MIT professor’s book digs into the eclectic, textually linked reading choices of people in medieval London.
Several MIT staff members and students were recently recognized by the Campus Police for efforts in campus safety and crime prevention over the past year.
Before giving out the awards at the annual luncheon for MIT crime prevention coordinators on April 13, Chief of Police Anne Glavin summarized improvements that have been made in campus security since the murder of student Yngve Raustein in September 1992. Those changes include more lighting and emergency phones on Memorial Drive, new vans and routes for the Safe Ride program, twice-daily team policing patrols of the campus perimeter with the Cambridge Police Department, the student-run Safe Walk escort/patrol program, and a continuing series of rape prevention and defense programs for women begun over the winter.
Improving security at MIT parking lots and garages is also a priority, Chief Glavin said. Card-key access gates have been installed at the Westgate and Vassar Street lots; the system is operational at Westgate and will begin working at Vassar Street this spring, she said. As a result of a survey and report of Albany Street garage users by Campus Police, Physical Plant, Telecommunications and the Safety Office, improvements to access control, lighting and emergency communications will start to appear there this summer, she added.
Plaque recipients were:
Bob Dankese, Dick Fenner and Paul Bergonzie of the MIT Employees' Federal Credit Union, recognized for its financial support of Safe Ride, Safe Walk, Kid ID and other programs, as well as publishing information about credit card scams in the credit union newsletter.
David Hogarth, senior staff assistant in Information Systems, for creating a crime prevention and notification e-mail list called Crime40 in his building (E40). He created another to include crime prevention coordinators in Buildings E51, E52, E53 and E56 to notify staff of suspicious persons who might travel from one building to another.

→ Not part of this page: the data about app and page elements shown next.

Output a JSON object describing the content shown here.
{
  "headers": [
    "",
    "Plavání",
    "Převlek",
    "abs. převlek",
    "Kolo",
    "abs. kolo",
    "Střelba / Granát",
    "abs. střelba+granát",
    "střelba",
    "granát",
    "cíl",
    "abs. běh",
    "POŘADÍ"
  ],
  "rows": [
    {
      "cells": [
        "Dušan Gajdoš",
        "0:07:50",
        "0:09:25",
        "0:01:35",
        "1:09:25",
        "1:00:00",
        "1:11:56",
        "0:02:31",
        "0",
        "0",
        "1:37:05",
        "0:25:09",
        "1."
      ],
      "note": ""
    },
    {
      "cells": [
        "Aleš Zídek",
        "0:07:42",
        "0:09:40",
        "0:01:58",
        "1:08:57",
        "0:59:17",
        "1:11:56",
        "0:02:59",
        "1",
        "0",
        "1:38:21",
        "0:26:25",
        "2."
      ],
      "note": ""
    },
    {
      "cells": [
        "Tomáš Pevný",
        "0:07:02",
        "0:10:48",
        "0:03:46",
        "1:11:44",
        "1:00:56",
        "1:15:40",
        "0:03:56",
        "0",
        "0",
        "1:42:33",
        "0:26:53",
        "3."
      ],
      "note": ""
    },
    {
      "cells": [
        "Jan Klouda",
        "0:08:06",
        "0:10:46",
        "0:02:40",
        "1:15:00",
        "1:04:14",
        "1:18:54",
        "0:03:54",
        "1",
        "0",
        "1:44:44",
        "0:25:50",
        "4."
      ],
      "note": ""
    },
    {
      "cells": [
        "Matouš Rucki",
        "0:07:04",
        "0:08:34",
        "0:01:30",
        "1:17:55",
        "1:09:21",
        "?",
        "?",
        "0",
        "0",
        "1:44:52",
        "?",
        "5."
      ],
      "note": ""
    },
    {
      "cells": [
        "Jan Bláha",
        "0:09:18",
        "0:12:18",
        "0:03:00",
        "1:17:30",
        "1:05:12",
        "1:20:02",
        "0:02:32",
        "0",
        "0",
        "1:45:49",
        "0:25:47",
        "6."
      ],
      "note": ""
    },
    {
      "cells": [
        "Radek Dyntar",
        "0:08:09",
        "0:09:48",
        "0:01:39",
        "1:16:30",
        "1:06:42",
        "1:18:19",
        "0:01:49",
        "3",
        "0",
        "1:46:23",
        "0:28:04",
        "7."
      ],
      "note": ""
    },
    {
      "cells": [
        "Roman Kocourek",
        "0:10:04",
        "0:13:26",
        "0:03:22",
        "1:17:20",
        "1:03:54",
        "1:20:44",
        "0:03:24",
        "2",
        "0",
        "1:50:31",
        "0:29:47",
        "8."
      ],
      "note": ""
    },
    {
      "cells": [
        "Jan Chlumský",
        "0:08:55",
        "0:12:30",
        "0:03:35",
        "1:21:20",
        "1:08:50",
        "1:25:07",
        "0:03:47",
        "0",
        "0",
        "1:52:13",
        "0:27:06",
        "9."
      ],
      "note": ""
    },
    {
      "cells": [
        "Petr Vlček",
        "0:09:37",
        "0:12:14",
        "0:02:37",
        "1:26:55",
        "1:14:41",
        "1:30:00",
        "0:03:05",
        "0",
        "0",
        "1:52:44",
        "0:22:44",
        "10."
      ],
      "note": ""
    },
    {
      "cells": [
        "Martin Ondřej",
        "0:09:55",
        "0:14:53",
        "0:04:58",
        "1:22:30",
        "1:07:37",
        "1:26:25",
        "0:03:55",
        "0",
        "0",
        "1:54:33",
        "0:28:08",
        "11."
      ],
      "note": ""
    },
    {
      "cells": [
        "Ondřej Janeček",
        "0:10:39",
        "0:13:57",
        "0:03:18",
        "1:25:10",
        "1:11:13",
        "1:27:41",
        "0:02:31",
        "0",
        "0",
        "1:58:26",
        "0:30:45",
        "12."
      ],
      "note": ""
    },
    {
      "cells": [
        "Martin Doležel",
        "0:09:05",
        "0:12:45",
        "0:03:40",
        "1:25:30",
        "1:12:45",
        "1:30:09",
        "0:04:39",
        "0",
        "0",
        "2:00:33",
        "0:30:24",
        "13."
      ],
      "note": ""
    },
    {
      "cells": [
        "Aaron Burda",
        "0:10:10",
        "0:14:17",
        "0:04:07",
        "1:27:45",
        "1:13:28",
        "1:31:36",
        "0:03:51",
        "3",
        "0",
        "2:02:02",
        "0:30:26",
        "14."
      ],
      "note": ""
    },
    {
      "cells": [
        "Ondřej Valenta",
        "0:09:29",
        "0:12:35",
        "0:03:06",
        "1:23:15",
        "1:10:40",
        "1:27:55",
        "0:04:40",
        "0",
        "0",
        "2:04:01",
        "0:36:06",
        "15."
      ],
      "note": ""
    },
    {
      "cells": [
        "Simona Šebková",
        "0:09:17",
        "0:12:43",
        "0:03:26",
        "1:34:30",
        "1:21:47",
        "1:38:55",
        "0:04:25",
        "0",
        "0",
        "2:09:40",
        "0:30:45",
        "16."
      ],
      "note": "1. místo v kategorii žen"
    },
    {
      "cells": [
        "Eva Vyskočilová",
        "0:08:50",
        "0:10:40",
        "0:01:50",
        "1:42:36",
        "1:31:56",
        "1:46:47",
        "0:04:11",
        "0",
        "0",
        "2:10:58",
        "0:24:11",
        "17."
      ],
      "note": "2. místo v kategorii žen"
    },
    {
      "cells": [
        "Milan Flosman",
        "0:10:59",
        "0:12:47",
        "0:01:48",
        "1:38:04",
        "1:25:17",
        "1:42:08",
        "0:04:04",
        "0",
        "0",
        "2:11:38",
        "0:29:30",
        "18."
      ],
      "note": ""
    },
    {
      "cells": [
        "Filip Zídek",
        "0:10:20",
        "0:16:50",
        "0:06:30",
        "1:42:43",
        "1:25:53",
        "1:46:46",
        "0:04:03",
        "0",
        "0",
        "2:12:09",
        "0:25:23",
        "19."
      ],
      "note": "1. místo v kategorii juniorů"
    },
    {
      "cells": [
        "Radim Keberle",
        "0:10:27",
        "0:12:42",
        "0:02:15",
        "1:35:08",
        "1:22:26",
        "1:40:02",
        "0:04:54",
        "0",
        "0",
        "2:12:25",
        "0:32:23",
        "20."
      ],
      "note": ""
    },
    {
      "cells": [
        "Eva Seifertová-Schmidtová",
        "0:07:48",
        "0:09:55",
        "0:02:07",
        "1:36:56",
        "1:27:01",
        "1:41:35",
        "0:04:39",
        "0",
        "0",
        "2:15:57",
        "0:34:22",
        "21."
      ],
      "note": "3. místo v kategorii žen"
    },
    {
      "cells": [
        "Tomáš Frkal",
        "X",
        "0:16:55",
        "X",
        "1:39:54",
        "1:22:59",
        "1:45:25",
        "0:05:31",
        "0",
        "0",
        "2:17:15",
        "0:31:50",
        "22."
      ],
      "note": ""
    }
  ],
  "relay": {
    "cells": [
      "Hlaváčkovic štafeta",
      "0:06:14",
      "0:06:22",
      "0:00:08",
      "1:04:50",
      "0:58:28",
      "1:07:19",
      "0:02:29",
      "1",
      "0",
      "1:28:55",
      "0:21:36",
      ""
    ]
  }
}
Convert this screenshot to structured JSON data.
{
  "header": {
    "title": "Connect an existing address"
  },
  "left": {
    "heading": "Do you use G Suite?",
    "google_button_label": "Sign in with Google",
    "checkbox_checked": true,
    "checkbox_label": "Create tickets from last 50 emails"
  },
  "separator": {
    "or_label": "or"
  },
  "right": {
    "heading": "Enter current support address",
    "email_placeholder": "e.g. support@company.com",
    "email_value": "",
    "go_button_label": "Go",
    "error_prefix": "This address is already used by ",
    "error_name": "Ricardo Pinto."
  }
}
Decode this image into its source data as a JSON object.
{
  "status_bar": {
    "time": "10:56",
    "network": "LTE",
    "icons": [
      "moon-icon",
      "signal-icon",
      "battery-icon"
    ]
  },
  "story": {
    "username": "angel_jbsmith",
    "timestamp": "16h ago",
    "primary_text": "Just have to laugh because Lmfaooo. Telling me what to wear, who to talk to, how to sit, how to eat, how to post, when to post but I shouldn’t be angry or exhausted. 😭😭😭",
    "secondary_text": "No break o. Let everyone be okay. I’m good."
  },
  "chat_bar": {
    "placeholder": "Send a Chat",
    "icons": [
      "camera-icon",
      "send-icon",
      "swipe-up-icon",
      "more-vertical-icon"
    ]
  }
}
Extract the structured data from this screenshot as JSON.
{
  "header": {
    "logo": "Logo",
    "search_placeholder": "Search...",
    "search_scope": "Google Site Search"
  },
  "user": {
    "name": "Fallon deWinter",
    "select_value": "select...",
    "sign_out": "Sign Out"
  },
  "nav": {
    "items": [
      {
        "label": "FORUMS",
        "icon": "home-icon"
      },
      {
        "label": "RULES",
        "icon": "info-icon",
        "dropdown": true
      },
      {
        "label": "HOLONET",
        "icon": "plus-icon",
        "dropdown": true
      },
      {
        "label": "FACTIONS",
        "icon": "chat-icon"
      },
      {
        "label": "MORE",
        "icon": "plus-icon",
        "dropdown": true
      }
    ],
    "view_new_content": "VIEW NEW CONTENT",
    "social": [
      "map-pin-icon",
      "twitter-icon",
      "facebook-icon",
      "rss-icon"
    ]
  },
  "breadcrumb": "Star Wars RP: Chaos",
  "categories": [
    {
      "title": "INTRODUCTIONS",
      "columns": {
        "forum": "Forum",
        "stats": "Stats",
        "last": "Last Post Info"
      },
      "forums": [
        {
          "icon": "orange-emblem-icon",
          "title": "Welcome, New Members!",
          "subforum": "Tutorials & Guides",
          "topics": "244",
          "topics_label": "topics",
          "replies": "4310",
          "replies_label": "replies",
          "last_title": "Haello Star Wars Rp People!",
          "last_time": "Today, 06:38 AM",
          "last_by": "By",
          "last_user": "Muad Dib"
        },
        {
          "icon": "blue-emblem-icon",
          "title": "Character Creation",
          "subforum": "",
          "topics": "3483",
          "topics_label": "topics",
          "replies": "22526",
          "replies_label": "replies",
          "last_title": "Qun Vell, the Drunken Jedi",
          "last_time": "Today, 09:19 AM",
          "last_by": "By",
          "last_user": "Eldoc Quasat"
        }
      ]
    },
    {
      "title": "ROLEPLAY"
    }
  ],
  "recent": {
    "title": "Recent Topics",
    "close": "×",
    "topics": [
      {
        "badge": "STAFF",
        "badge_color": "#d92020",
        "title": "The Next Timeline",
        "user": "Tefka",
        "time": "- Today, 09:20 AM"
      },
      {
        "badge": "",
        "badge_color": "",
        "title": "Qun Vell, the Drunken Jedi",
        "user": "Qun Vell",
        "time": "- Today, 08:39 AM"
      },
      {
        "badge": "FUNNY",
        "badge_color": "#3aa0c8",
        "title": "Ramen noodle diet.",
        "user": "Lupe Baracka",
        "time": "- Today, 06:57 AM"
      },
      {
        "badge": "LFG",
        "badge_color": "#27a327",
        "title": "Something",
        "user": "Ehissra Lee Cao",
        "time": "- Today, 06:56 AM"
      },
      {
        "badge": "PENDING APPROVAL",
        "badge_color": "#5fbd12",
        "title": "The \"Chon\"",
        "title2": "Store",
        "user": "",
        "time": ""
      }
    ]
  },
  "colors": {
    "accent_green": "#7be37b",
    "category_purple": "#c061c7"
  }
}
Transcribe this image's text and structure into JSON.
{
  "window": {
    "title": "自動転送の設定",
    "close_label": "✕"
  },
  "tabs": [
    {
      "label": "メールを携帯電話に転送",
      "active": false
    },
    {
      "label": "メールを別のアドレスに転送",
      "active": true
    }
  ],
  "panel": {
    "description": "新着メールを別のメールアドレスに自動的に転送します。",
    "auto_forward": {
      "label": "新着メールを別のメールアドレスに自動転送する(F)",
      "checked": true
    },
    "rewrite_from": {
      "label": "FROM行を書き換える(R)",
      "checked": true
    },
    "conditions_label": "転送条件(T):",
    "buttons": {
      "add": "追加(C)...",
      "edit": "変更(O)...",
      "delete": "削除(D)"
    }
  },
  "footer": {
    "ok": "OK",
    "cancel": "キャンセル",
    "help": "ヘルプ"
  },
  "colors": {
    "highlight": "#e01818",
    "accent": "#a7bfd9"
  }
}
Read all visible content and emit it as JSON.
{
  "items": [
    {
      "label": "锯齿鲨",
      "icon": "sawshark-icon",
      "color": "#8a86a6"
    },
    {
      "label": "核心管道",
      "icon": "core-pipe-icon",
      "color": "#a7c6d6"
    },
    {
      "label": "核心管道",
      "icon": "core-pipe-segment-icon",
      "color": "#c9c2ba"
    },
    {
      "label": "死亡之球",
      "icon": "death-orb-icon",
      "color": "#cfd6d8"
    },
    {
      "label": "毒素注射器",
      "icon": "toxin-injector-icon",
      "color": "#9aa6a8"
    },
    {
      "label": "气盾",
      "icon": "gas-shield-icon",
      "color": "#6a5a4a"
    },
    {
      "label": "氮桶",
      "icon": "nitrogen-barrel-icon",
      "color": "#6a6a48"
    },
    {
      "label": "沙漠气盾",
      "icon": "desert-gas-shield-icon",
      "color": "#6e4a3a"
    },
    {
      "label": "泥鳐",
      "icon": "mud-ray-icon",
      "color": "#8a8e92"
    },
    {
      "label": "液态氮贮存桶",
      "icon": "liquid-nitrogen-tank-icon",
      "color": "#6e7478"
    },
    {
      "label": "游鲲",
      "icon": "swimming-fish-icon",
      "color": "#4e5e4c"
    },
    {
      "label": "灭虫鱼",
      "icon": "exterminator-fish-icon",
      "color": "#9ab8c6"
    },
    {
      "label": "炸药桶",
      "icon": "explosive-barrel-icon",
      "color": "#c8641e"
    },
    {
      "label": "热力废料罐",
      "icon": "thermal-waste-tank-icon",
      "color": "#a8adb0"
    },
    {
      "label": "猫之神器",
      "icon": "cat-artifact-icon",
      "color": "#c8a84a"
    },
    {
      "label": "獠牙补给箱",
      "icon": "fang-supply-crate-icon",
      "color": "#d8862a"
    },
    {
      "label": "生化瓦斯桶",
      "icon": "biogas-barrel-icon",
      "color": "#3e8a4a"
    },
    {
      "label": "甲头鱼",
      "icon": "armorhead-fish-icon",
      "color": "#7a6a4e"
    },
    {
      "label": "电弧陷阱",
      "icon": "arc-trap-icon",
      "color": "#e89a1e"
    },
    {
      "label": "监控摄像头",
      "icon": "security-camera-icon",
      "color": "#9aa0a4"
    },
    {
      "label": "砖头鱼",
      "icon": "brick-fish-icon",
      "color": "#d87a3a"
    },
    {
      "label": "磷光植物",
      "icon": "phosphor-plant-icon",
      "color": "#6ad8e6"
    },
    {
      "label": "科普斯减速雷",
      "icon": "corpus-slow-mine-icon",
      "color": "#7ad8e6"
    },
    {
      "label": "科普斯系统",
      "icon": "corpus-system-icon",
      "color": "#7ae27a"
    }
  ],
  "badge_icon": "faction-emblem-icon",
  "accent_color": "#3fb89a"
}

Pat White, who regularly included in the Sloan School newsletter, "Strictly Sloan," information about upcoming crime prevention programs as well as tips and trends. She also invited campus police to give "Streetwise and Safe" and office safety presentations.
Graduate students Ken Porter, David Cuthbert, Susan Ipri and Jonathan Baker, for their work in managing and improving Safe Ride and Safe Walk. Safe Walk, which began a year ago as a supplement to Safe Ride, now includes about 40 students who patrol the campus in pairs from 10pm-3am three nights a week. They alert campus police to any suspicious activity or security problems and accompany students walking across campus late at night.
Mr. Cuthbert, a civil engineering student who is earning his degree in transportation planning, evaluated Safe Ride with students from an undergraduate transportation laboratory. He subsequently devised a set schedule for the service as well as improved routing, splitting one Boston route into two. The service is available to all members of the MIT community from 6pm-3am on weekdays and until 4am on weekends. He also developed the new weekly grocery shuttle service that ferries MIT students and employees between campus and the LaVerde's supermarket in Medford. The free, 20-minute ride leaves Building E40 on Saturdays as 11am, noon and 1pm and stops at Senior House, Ashdown House, Burton-Conner House, Tang Hall, Edgerton House and Random Hall before proceeding to Medford. Return trips leave the supermarket at 12:40, 1:40 and 2:40pm.
Certificates of appreciation went to:
Katie Blass of the Safety Office, who was recognized for the efforts she makes at crime prevention during her work all over the campus.
Kathy Spinale, Cheryl Smith, Liz Mulcahy and Rachel Pearl, for making Building 20 more secure by having a combination lock installed.
A version of this article appeared in the April 27, 1994 issue of MIT Tech Talk (Volume 38, Number 30).